Start of RECORDS FOR THIS TASK

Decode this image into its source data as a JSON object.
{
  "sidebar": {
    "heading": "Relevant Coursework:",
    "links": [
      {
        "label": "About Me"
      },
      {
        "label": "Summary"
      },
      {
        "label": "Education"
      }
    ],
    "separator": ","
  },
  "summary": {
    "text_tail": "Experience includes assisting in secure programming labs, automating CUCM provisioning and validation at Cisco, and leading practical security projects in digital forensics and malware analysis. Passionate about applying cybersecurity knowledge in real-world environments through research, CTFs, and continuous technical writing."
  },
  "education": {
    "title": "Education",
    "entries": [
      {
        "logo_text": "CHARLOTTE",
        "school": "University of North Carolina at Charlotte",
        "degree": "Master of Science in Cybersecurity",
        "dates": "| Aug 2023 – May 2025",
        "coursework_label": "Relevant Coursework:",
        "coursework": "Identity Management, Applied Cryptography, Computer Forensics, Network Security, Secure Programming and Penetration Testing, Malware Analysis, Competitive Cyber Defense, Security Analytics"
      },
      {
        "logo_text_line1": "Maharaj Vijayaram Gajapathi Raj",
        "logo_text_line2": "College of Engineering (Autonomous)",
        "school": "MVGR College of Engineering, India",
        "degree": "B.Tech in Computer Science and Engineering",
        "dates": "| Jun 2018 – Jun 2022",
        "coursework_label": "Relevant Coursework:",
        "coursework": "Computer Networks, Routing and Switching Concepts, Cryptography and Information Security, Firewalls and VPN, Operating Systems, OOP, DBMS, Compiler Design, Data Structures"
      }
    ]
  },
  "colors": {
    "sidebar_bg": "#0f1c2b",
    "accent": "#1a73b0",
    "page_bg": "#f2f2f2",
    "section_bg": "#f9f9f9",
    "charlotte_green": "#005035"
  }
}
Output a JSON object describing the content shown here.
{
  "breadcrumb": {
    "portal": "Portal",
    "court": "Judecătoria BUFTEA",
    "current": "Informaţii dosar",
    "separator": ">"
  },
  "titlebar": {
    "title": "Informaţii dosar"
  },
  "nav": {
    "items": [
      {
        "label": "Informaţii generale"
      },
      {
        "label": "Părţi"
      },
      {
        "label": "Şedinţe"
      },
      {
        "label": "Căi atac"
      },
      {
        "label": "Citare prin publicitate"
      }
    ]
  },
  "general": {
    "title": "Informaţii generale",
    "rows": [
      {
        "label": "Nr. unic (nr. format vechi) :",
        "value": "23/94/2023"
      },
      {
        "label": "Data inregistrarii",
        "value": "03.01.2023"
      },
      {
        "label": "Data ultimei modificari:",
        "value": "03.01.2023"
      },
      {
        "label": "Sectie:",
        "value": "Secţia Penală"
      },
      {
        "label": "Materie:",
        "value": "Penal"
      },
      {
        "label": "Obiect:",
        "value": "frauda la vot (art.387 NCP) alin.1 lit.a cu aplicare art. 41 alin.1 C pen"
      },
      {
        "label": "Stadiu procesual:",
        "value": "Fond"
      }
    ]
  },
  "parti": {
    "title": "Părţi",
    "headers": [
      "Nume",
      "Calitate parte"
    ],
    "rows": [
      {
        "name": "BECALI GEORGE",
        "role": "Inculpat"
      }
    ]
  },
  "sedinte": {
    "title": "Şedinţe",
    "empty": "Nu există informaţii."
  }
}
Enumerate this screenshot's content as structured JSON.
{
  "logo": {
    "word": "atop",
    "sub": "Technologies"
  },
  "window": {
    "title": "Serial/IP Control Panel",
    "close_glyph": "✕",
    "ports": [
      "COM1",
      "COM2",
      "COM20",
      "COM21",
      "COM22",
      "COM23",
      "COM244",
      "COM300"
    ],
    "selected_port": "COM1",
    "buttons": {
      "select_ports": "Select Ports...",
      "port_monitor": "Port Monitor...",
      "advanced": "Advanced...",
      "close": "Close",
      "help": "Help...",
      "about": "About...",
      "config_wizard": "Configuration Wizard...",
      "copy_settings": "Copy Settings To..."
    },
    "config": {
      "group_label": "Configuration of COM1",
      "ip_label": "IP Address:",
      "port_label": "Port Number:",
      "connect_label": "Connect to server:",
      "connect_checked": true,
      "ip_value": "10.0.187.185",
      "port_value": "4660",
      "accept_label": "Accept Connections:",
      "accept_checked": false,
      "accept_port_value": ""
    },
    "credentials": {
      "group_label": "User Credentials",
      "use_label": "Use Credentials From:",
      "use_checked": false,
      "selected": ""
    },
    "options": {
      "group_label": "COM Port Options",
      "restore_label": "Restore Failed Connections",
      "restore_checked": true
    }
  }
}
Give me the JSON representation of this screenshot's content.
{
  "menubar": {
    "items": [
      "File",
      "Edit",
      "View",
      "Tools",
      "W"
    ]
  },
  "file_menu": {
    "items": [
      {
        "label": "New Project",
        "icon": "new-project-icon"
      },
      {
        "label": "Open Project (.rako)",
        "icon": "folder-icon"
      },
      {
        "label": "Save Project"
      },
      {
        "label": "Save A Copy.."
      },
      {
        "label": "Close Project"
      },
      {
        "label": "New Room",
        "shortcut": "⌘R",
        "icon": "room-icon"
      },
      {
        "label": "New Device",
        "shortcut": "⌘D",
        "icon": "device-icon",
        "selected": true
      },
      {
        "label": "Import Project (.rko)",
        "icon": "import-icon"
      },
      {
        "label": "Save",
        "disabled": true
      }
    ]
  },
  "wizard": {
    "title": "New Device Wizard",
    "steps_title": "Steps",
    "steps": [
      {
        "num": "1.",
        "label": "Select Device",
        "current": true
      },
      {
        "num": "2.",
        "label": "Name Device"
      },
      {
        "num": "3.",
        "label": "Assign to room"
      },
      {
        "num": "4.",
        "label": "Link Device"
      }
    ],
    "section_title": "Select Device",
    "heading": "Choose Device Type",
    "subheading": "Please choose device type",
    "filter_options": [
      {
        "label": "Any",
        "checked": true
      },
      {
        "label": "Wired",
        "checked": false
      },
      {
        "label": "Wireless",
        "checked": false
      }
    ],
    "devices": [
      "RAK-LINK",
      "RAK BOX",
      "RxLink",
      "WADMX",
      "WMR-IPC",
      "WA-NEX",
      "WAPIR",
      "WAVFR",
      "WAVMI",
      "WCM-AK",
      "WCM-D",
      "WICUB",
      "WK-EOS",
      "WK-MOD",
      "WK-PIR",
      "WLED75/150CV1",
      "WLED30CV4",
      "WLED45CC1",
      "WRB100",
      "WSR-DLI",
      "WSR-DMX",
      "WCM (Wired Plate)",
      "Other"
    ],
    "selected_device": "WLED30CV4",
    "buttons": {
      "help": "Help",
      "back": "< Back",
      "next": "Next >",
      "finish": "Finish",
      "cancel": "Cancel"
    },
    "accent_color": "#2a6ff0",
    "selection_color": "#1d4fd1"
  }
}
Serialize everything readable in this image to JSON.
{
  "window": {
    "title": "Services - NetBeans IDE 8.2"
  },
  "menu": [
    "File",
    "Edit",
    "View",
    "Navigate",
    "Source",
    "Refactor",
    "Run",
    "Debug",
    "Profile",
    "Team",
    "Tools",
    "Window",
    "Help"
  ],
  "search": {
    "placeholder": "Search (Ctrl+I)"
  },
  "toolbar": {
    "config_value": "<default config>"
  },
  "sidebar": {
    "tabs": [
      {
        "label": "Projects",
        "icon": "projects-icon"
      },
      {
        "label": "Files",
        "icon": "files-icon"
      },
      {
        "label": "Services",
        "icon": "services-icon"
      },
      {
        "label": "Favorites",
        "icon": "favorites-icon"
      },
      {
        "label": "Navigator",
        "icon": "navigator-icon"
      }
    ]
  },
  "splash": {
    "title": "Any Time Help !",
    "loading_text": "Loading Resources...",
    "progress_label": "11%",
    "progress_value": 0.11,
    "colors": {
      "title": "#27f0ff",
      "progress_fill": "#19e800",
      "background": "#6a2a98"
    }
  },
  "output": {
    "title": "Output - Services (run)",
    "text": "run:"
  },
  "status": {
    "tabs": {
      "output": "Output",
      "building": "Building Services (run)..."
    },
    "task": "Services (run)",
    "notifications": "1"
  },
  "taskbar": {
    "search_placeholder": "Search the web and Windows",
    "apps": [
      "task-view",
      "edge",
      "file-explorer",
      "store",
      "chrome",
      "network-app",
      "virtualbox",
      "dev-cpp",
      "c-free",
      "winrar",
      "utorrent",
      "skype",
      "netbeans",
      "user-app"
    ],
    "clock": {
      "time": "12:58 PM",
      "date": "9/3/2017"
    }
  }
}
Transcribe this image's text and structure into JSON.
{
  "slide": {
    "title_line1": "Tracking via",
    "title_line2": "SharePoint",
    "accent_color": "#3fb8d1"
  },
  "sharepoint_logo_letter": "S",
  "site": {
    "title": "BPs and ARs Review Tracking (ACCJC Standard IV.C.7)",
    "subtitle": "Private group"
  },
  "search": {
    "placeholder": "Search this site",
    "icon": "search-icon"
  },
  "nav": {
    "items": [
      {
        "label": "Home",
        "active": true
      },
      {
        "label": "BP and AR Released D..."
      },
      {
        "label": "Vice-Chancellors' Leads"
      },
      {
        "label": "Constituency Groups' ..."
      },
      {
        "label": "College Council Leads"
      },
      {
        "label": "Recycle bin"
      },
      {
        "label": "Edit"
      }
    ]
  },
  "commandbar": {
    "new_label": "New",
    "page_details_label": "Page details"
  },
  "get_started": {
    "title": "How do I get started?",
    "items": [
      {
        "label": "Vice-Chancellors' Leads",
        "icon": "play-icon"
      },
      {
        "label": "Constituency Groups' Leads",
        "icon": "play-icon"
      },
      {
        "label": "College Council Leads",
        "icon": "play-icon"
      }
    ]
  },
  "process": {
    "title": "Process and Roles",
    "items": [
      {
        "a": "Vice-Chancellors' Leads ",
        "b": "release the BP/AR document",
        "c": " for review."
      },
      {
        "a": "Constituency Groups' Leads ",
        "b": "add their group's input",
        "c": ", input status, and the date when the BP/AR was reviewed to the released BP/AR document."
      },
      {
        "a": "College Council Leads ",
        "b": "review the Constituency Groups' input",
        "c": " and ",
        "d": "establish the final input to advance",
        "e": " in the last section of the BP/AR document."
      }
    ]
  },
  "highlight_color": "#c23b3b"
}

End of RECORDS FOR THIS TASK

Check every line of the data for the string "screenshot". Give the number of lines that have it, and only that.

2